### EXERCISE
Find the line containing "Output a JSON" in the data below and repeat it, along with all later lines, exactly through the last one.

### DATA RECORDS
* * *
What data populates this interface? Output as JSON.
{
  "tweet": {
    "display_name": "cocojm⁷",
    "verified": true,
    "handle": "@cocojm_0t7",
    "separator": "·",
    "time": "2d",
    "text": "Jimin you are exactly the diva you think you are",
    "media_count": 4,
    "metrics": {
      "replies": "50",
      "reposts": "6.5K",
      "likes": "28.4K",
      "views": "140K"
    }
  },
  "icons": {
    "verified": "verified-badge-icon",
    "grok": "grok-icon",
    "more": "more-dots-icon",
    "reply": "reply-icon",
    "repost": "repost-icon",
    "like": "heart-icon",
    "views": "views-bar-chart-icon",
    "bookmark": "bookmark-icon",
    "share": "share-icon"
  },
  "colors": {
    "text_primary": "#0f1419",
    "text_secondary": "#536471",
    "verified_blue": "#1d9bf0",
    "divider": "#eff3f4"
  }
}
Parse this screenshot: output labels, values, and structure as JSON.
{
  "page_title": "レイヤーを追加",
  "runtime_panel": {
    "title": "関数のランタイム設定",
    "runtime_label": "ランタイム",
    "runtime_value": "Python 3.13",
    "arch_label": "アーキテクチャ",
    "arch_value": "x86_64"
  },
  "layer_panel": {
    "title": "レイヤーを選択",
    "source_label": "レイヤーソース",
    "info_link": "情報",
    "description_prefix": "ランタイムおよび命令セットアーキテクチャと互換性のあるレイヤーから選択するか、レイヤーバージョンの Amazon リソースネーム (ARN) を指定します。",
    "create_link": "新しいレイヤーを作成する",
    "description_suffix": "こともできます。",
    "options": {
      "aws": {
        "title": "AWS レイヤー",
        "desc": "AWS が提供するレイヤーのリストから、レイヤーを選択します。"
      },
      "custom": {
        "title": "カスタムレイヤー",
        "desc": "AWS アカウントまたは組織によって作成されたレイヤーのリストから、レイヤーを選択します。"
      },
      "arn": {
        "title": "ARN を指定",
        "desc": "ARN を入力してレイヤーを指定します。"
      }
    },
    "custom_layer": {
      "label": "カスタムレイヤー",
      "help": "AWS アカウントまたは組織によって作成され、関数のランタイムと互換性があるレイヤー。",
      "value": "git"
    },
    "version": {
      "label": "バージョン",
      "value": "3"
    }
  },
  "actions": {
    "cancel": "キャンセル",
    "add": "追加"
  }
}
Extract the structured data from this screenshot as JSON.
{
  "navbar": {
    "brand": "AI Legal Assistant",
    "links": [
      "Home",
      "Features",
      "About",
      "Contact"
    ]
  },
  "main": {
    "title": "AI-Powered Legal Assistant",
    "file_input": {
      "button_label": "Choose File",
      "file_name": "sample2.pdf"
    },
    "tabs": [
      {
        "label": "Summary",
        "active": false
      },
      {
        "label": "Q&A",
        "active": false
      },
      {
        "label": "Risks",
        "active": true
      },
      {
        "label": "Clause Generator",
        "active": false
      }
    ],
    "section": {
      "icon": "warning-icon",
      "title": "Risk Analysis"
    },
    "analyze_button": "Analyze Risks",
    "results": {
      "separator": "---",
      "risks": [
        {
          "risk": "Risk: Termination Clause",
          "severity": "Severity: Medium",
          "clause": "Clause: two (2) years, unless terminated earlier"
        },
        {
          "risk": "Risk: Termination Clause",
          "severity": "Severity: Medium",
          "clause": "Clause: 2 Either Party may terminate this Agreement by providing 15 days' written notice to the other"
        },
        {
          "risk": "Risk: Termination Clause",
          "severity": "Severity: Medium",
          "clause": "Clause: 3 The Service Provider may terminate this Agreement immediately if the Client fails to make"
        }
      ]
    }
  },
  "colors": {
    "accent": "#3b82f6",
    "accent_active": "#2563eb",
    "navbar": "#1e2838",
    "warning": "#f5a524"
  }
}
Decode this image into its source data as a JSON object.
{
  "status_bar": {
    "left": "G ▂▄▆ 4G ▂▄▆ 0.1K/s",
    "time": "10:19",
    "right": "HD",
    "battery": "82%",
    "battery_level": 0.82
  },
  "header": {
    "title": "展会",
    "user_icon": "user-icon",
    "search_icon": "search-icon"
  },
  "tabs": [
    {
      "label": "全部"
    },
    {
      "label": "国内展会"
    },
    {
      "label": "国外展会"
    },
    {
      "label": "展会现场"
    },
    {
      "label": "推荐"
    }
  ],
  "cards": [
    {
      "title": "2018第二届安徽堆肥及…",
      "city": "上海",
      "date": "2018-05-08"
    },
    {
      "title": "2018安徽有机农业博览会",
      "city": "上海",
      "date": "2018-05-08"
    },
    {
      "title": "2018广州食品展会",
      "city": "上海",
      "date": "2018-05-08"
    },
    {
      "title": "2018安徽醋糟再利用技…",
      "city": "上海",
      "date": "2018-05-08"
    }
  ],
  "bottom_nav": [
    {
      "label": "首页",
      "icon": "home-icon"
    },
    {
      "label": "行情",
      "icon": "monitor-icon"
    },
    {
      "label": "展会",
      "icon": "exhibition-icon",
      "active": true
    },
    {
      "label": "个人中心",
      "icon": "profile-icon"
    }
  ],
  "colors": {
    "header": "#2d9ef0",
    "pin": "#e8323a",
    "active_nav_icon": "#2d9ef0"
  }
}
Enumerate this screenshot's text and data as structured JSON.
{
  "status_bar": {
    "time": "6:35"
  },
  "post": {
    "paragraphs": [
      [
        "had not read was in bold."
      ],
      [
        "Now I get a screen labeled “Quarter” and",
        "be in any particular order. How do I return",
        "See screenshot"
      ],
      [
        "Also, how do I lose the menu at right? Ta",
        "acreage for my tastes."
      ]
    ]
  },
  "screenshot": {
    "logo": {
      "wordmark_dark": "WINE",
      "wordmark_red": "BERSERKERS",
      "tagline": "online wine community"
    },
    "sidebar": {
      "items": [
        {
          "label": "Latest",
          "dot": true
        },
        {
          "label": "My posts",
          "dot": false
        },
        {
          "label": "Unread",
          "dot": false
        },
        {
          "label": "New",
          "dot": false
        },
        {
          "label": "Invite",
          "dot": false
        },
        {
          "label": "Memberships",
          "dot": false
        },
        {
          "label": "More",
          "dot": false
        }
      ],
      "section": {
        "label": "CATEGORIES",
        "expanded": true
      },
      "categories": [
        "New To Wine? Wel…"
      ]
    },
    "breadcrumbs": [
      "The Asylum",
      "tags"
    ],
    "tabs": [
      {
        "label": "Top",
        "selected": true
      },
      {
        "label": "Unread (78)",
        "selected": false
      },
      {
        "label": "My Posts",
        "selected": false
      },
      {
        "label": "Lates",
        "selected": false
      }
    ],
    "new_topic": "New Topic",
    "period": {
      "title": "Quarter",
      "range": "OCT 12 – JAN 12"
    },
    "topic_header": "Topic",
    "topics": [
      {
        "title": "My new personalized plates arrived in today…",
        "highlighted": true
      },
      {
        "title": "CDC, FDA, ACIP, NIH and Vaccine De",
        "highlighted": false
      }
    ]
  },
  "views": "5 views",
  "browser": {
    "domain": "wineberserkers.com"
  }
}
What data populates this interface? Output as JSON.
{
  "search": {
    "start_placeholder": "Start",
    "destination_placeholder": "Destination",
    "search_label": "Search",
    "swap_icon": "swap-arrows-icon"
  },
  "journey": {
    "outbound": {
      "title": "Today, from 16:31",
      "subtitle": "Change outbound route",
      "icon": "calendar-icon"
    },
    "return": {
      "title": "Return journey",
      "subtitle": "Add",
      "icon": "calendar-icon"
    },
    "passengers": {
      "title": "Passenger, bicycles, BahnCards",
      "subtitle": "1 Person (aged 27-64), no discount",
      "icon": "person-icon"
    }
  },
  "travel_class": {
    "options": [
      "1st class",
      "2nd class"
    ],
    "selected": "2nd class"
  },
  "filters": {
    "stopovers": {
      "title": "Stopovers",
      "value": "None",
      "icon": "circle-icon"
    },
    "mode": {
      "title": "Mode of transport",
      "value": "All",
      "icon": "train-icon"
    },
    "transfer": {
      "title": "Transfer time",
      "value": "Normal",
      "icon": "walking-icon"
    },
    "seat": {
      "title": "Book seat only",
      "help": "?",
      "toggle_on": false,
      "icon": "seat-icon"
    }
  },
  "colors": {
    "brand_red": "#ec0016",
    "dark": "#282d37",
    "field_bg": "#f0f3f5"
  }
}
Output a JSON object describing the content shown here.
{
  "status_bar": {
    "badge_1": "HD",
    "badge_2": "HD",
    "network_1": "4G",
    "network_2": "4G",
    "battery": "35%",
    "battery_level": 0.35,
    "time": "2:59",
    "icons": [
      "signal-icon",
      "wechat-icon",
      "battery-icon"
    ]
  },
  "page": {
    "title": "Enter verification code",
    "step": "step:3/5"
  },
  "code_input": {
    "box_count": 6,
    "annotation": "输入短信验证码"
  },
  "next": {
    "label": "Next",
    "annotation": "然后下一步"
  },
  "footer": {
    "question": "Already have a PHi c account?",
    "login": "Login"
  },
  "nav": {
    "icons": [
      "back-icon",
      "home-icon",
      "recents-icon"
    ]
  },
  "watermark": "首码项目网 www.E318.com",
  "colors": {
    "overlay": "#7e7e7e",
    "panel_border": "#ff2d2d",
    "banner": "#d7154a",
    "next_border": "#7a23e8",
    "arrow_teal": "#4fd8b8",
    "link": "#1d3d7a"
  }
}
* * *
### FINISHED TASK
Output a JSON object describing the content shown here.
{
  "status_bar": {
    "badge_1": "HD",
    "badge_2": "HD",
    "network_1": "4G",
    "network_2": "4G",
    "battery": "35%",
    "battery_level": 0.35,
    "time": "2:59",
    "icons": [
      "signal-icon",
      "wechat-icon",
      "battery-icon"
    ]
  },
  "page": {
    "title": "Enter verification code",
    "step": "step:3/5"
  },
  "code_input": {
    "box_count": 6,
    "annotation": "输入短信验证码"
  },
  "next": {
    "label": "Next",
    "annotation": "然后下一步"
  },
  "footer": {
    "question": "Already have a PHi c account?",
    "login": "Login"
  },
  "nav": {
    "icons": [
      "back-icon",
      "home-icon",
      "recents-icon"
    ]
  },
  "watermark": "首码项目网 www.E318.com",
  "colors": {
    "overlay": "#7e7e7e",
    "panel_border": "#ff2d2d",
    "banner": "#d7154a",
    "next_border": "#7a23e8",
    "arrow_teal": "#4fd8b8",
    "link": "#1d3d7a"
  }
}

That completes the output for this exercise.